http://en.wikipedia.org/wiki/Rayleigh_scattering

Scattering may be angular interaction rather diffusion varied as a function of temperature when becomes very hot blue rays are emitted during evening temperature low orange rays are emitted being very low dark rays are emitted depending upon thermal temperature involved.

This therefore means that the blueness of the sky is from the blue light that is scattered from the sunlight in the atmosphere which, then enters our eyes from all regions of the sky. The black sky at night that shows you the moon, planets and stars is due to the absence of the Sun's light.

The light interacts with the molecules and particles and the blue light is scattered. In space, there are no air molecules or dust particles to scatter the different colors in light, so the Sun looks white and the 'sky' looks black. The effect therefore should have actually been the Tyndall effect, but it is more commonly known to physicists as Rayleigh scattering — named after Lord Rayleigh ... If you were on the Moon, which has no atmosphere, the sky would be black both night and day. You can...

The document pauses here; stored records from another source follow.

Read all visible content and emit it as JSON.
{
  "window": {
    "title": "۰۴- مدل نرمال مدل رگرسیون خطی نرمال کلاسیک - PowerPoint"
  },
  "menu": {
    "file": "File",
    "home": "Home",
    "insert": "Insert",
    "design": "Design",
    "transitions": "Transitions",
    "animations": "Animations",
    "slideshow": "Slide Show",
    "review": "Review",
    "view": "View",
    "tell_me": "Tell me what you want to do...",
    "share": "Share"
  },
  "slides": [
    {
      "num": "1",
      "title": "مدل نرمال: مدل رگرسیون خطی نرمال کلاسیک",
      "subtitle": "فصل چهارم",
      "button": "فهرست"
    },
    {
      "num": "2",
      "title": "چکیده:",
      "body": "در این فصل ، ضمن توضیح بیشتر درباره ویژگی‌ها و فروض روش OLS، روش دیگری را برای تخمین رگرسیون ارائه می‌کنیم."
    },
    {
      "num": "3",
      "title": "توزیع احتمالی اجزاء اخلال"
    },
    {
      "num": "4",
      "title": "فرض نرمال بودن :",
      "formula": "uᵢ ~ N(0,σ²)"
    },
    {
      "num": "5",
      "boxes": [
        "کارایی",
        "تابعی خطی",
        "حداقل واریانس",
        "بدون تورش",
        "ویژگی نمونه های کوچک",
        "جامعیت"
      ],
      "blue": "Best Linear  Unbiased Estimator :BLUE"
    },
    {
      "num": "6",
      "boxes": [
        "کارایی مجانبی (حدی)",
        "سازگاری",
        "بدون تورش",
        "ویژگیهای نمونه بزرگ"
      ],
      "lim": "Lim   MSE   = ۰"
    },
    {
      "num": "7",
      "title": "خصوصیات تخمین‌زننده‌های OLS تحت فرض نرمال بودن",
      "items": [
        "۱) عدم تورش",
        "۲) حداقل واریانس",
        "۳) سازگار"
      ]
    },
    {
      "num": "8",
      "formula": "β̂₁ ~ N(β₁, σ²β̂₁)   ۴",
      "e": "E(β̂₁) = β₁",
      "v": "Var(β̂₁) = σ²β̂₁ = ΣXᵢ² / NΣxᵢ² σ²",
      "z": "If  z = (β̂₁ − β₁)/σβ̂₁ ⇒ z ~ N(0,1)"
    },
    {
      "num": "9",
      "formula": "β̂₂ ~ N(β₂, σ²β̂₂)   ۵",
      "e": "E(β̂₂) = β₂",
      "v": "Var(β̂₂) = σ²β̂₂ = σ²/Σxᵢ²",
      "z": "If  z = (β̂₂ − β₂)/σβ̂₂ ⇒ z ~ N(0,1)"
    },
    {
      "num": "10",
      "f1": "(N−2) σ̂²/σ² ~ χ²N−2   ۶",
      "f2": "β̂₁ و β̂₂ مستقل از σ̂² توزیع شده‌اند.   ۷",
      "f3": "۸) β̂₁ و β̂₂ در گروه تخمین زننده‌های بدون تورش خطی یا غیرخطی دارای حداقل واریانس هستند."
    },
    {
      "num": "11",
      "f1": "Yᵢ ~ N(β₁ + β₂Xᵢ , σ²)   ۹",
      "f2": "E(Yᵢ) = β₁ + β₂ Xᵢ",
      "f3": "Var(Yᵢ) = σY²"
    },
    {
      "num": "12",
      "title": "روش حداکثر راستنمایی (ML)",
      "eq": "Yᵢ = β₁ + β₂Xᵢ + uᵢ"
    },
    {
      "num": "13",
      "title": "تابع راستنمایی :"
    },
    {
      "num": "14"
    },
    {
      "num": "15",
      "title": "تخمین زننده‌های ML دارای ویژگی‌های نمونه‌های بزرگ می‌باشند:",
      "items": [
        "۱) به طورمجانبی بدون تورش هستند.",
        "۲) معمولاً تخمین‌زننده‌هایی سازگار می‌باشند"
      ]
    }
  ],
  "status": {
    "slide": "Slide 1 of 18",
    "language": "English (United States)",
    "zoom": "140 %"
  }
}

For molecules, two types of scattering can occur. The second type of scattering, Raman scattering, is an inelastic scattering process in which the light scattered by a molecule emerges having an energy that is slightly different (more or less) than the incident light.

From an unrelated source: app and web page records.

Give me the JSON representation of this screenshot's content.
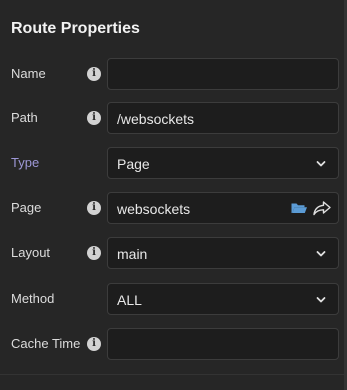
{
  "panel": {
    "title": "Route Properties"
  },
  "fields": {
    "name": {
      "label": "Name",
      "value": ""
    },
    "path": {
      "label": "Path",
      "value": "/websockets"
    },
    "type": {
      "label": "Type",
      "value": "Page",
      "accent_color": "#9d97d6"
    },
    "page": {
      "label": "Page",
      "value": "websockets",
      "icons": [
        "folder-icon",
        "share-arrow-icon"
      ],
      "folder_color": "#5b9bd5"
    },
    "layout": {
      "label": "Layout",
      "value": "main"
    },
    "method": {
      "label": "Method",
      "value": "ALL"
    },
    "cache_time": {
      "label": "Cache Time",
      "value": ""
    }
  },
  "info_icon": {
    "glyph": "i"
  }
}
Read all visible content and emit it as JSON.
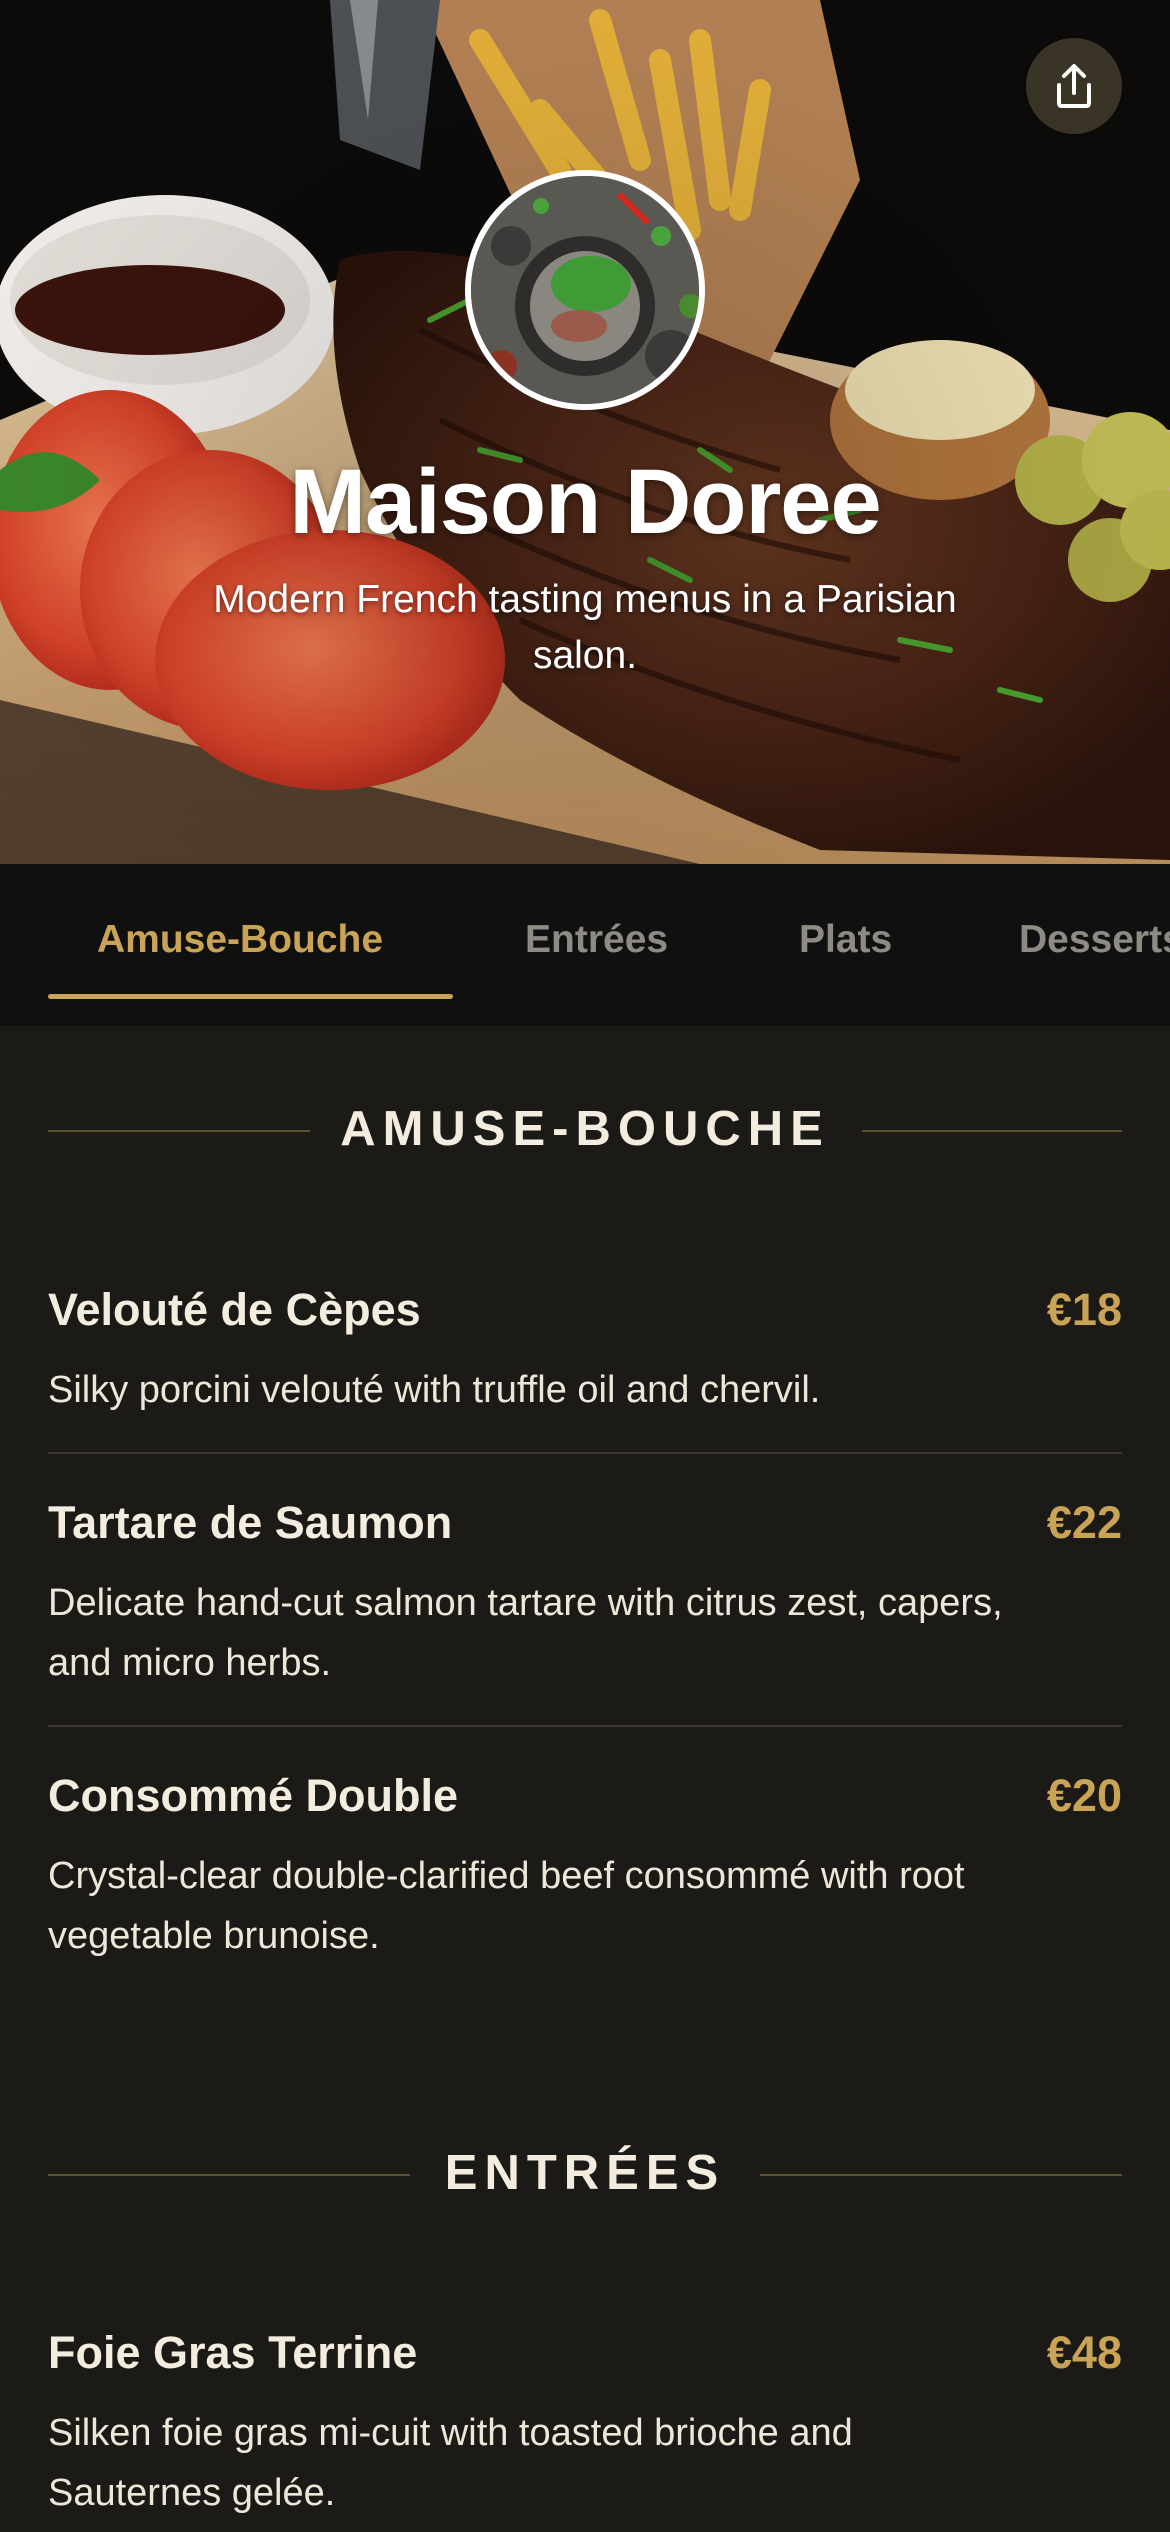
{
  "restaurant": {
    "name": "Maison Doree",
    "tagline": "Modern French tasting menus in a Parisian salon."
  },
  "header": {
    "share_icon": "share-icon",
    "avatar_image": "dish-plate-photo",
    "hero_image": "ribs-board-photo"
  },
  "tabs": [
    {
      "label": "Amuse-Bouche",
      "active": true
    },
    {
      "label": "Entrées",
      "active": false
    },
    {
      "label": "Plats",
      "active": false
    },
    {
      "label": "Desserts",
      "active": false
    }
  ],
  "sections": [
    {
      "title": "AMUSE-BOUCHE",
      "items": [
        {
          "name": "Velouté de Cèpes",
          "price": "€18",
          "description": "Silky porcini velouté with truffle oil and chervil."
        },
        {
          "name": "Tartare de Saumon",
          "price": "€22",
          "description": "Delicate hand-cut salmon tartare with citrus zest, capers, and micro herbs."
        },
        {
          "name": "Consommé Double",
          "price": "€20",
          "description": "Crystal-clear double-clarified beef consommé with root vegetable brunoise."
        }
      ]
    },
    {
      "title": "ENTRÉES",
      "items": [
        {
          "name": "Foie Gras Terrine",
          "price": "€48",
          "description": "Silken foie gras mi-cuit with toasted brioche and Sauternes gelée."
        }
      ]
    }
  ],
  "colors": {
    "accent_gold": "#c9a356",
    "background": "#1c1a17",
    "tab_bar": "#111010",
    "text_primary": "#f3ecdf",
    "text_muted": "#8e8a84"
  }
}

Rayleigh scattering is in the main elastic scattering from small particles whose size is less than that of the wavelength of the photon. The scattering can occur of atoms or molecules and for molecules the scattering can be inelastic with a change of rotational energy of the molecule.

When photons are scattered from an atom or molecule, most of them are elastically scattered (Rayleigh scattering), such that the scattered photons have the same energy (frequency and wavelength) as the incident photons. A small fraction of the scattered photons (approximately 1 in 10 million) are scattered inelastically by Raman Scattering.

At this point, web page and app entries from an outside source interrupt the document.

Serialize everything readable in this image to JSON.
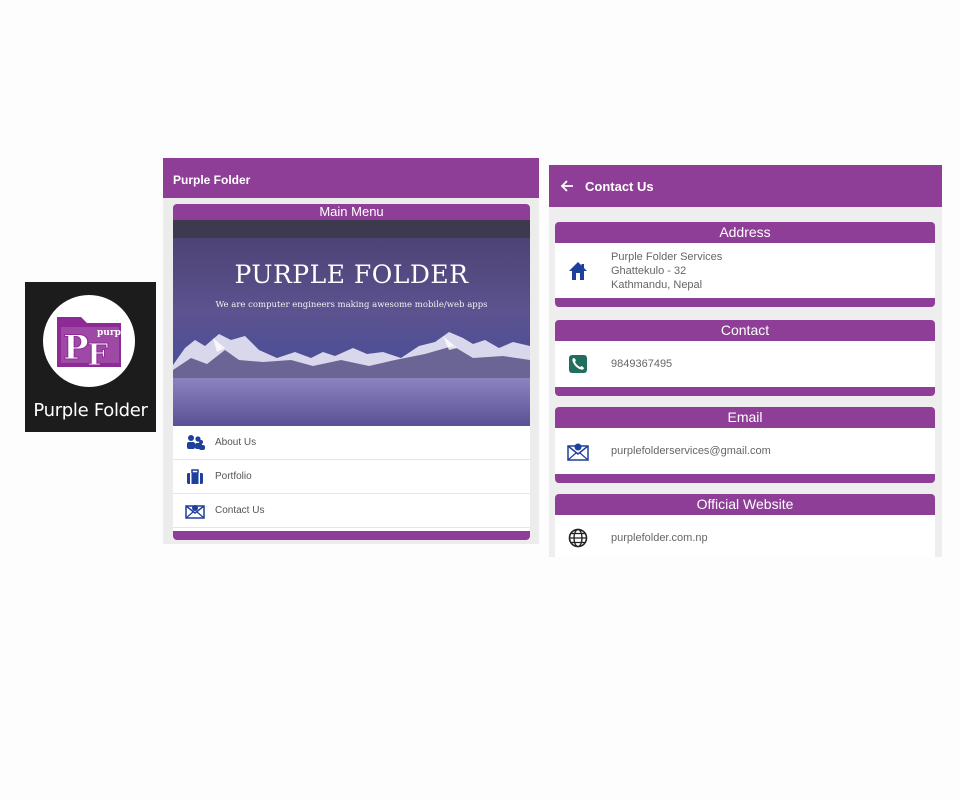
{
  "app_icon": {
    "logo_text": "PF",
    "logo_small": "purple",
    "label": "Purple Folder"
  },
  "main_screen": {
    "appbar_title": "Purple Folder",
    "menu_header": "Main Menu",
    "banner": {
      "title": "PURPLE FOLDER",
      "subtitle": "We are computer engineers making awesome mobile/web apps"
    },
    "items": [
      {
        "label": "About Us",
        "icon": "people-icon"
      },
      {
        "label": "Portfolio",
        "icon": "briefcase-icon"
      },
      {
        "label": "Contact Us",
        "icon": "envelope-icon"
      }
    ]
  },
  "contact_screen": {
    "appbar_title": "Contact Us",
    "sections": [
      {
        "heading": "Address",
        "icon": "home-icon",
        "lines": [
          "Purple Folder Services",
          "Ghattekulo - 32",
          "Kathmandu, Nepal"
        ]
      },
      {
        "heading": "Contact",
        "icon": "phone-icon",
        "lines": [
          "9849367495"
        ]
      },
      {
        "heading": "Email",
        "icon": "envelope-icon",
        "lines": [
          "purplefolderservices@gmail.com"
        ]
      },
      {
        "heading": "Official Website",
        "icon": "globe-icon",
        "lines": [
          "purplefolder.com.np"
        ]
      }
    ]
  },
  "colors": {
    "primary": "#8e3e97",
    "icon_blue": "#1e3f9c",
    "background": "#eeeeee"
  }
}
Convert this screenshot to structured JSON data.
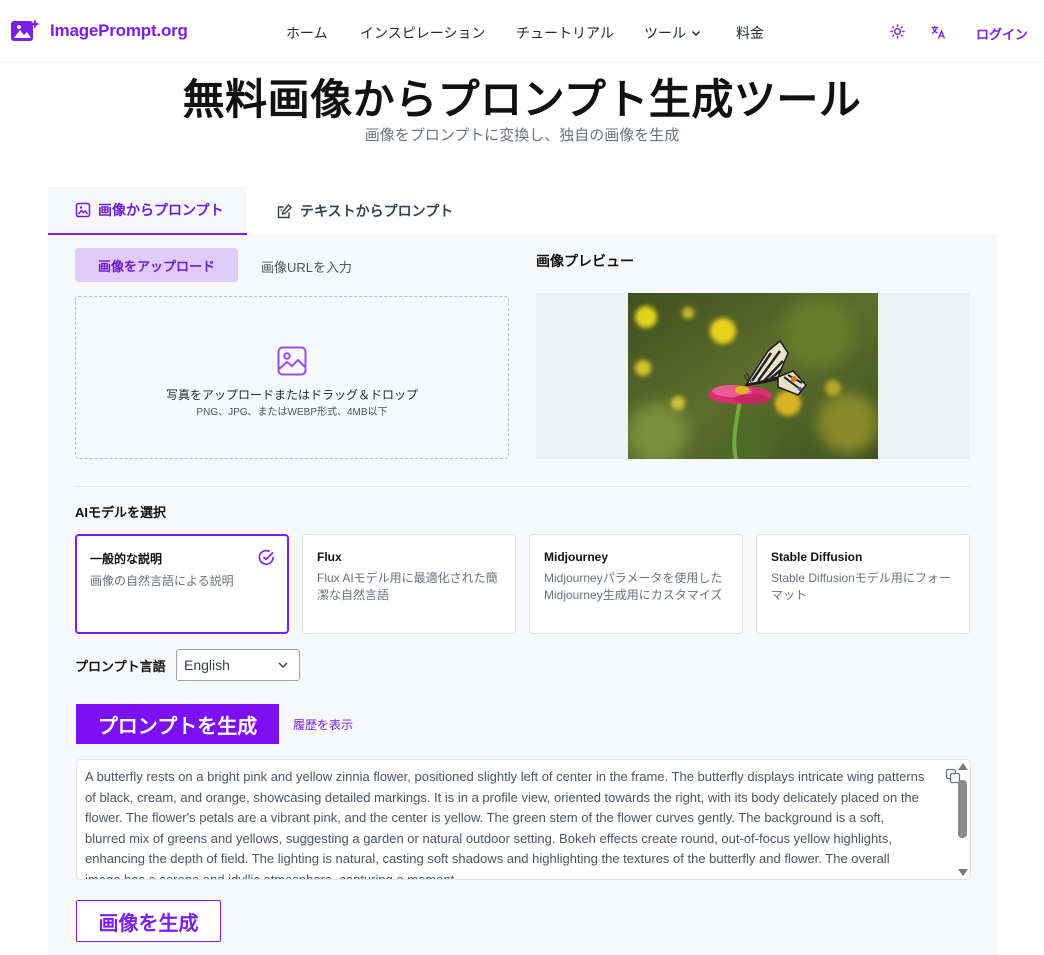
{
  "header": {
    "brand": "ImagePrompt.org",
    "nav": [
      {
        "label": "ホーム"
      },
      {
        "label": "インスピレーション"
      },
      {
        "label": "チュートリアル"
      },
      {
        "label": "ツール",
        "icon": "chevron-down-icon"
      },
      {
        "label": "料金"
      }
    ],
    "theme_icon": "sun-icon",
    "language_icon": "translate-icon",
    "login": "ログイン"
  },
  "hero": {
    "title": "無料画像からプロンプト生成ツール",
    "subtitle": "画像をプロンプトに変換し、独自の画像を生成"
  },
  "tabs": [
    {
      "label": "画像からプロンプト",
      "icon": "image-edit-icon",
      "active": true
    },
    {
      "label": "テキストからプロンプト",
      "icon": "note-edit-icon",
      "active": false
    }
  ],
  "upload": {
    "mode_upload": "画像をアップロード",
    "mode_url": "画像URLを入力",
    "dropzone_text": "写真をアップロードまたはドラッグ＆ドロップ",
    "dropzone_hint": "PNG、JPG、またはWEBP形式、4MB以下"
  },
  "preview": {
    "title": "画像プレビュー"
  },
  "models": {
    "label": "AIモデルを選択",
    "items": [
      {
        "title": "一般的な説明",
        "desc": "画像の自然言語による説明",
        "selected": true
      },
      {
        "title": "Flux",
        "desc": "Flux AIモデル用に最適化された簡潔な自然言語",
        "selected": false
      },
      {
        "title": "Midjourney",
        "desc": "Midjourneyパラメータを使用したMidjourney生成用にカスタマイズ",
        "selected": false
      },
      {
        "title": "Stable Diffusion",
        "desc": "Stable Diffusionモデル用にフォーマット",
        "selected": false
      }
    ]
  },
  "language": {
    "label": "プロンプト言語",
    "selected": "English"
  },
  "actions": {
    "generate": "プロンプトを生成",
    "history": "履歴を表示",
    "generate_image": "画像を生成"
  },
  "output": {
    "text": "A butterfly rests on a bright pink and yellow zinnia flower, positioned slightly left of center in the frame. The butterfly displays intricate wing patterns of black, cream, and orange, showcasing detailed markings. It is in a profile view, oriented towards the right, with its body delicately placed on the flower. The flower's petals are a vibrant pink, and the center is yellow. The green stem of the flower curves gently. The background is a soft, blurred mix of greens and yellows, suggesting a garden or natural outdoor setting. Bokeh effects create round, out-of-focus yellow highlights, enhancing the depth of field. The lighting is natural, casting soft shadows and highlighting the textures of the butterfly and flower. The overall image has a serene and idyllic atmosphere, capturing a moment"
  },
  "colors": {
    "accent": "#7c1ee8",
    "accent_light": "#e0cbfb",
    "panel_bg": "#f7f8fa"
  }
}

Both Rayleigh scattering and Raman scattering are second order processes the difference is only that the final state of the atom/molecule coincides with the initial state of the atom/molecule in Rayleigh scattering, while in Raman scattering, the final state is different from the initial state. since there are many final

The molecule then relaxes back to either a lower or higher energy level (relative its original state) by emitting another photon. going photon of the same energy, frequency, and wavelength can be emitted in any direction Effectively, photons are being scattered. Although this process can ... spectrum and more. (Reddish colors that we see toward the horizon at sunrise and sunset are caused by different optical effects, not Rayleigh scattering.) but by Raman scattering. As you've said in your question, blue light has a smaller wavelength than red light.

Assuming you are talking about the sky, the scattering is from particles much smaller than the wavelength of light. That means you'd expect light with the smaller wavelength to be scattered more strongly because it's nearer to ... As E=hf=hcλ, blue light - with a smaller wavelength - should have a higher energy. However, it is the case that blue light scatters the As you've said in your question, blue light has a smaller wavelength than red light. Assuming you are talking about the sky, the scattering is from particles much smaller than the wavelength of light. That means you'd expect light with the smaller wavelength to be scattered more strongly because it's nearer to the size of the objects doing the scattering.most. Why is it that higher energy rays scatter more?

To expand the discussion a bit, when the particle size approaches or exceeds the wavelength of light the difference in the wavelengths disappears. If you look at scattering from e.g. a colloidal suspension with a one micron particle size the scattering is (mostly) wavelength independent.

If "scattering" can be extended to include diffraction you find the wavelength dependence is inverted. Red light is diffracted more strongly than blue light.

• Hi S.N., welcome to PSE! Did you actually write this, or did you copy it from somewhere else? Note that including external content is allowed here, but you always have to properly reference the sources (as usual in science). Thank you for your collaboration. – AccidentalFourierTransform Jan 14 '18 at 2:33